Select the type of plan (vegetarian or one with poultry, meat or fish) and the number of people. Delivery is the same time each week (depending upon location, choice of delivery days ranges from two to six; special evening delivery windows available in parts of New York and New Jersey) and comes with the ingredients to produce three meals.
Meals change weekly. You can select between menus but only three options are given for each plan so no option to select specific recipes. Recipes are created in house by their test kitchen team, led by one of the founders, Matthew Wadiak.
Not technically organic, but sourced as much as possible from local suppliers with sustainable practices with specialty organic ingredients featured periodically.
What You'll Need:
Pantry staples like olive oil, salt, pepper, and kitchen tools like a large pot, baking sheet, large pan, colander, vegetable peeler, knife, spoon or tongs.
Each meal is supposed to take 35 minutes or less to prepare. The instructions to prepare the artichokes were difficult to follow. It is difficult to determine when the chicken is done.
• Arroz con Pollo: B. The arroz con pollo was relatively bland, and I found it difficult to determine when the chicken was cooked.
• Flat Iron Steaks with Artichoke-Potato Hash, Purple Asparagus & Caramelized Shallots: A-. Only one shallot was needed in the Flat Iron Steaks.
• Nettle Pasta with Shrimp & Roasted Cauliflower: B+. The nettle linguine was substituted by regular pasta.
Calories per serving range from 500 to 700 calories; the meals I tried ranged from 540 to 625. Vegetarian meals available and they plan to add future plans.
The ingredients come in a large box with icepacks, biodegradable insulated lines, and recyclable bubbles.
In France, young chefs wear a Blue Apron while they master the art of cooking and in America, chefs such as Julia Child and Thomas Keller adopted the Blue Apron to symbolize the importance of lifelong learning. The company is named Blue Apron because amateur and expert chefs alike can always learn something new.
Chief Executive Officer Matt Salzberg, a former venture capital investor; Chief Technology Officer Ilia Paps, a former director and technical architect at Optaros; and Chief Product Officer and Executive Chef Matthew Wadiak, founder of Cooks' Venture.
The recipe cards are relatively easy to follow and I liked two of the three recipes.

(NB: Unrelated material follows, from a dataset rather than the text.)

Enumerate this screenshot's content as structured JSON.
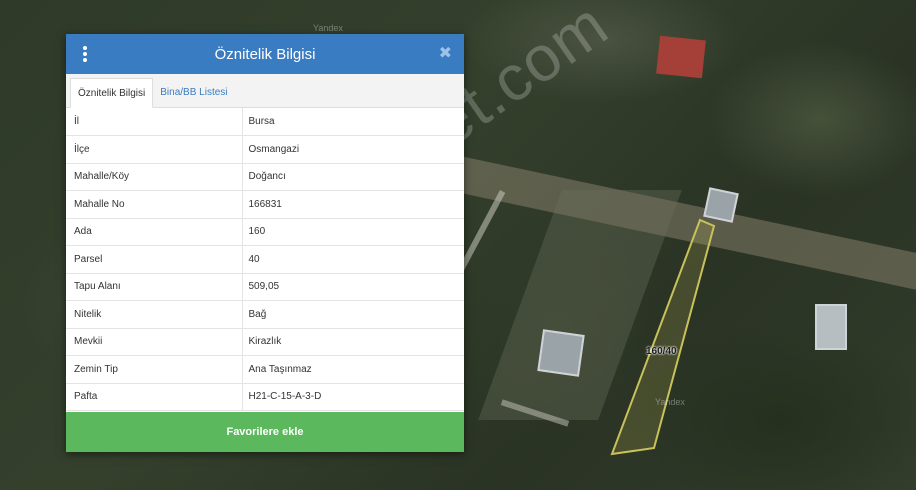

Would I recommend this to a beginning home cook short on time? Wholeheartedly. These recipes tied with HelloFresh as tasting the best and cost about $1.50 less per plate.
Want to see the other companies I compared? Read on for Hello Fresh, Plated, and GrubKit.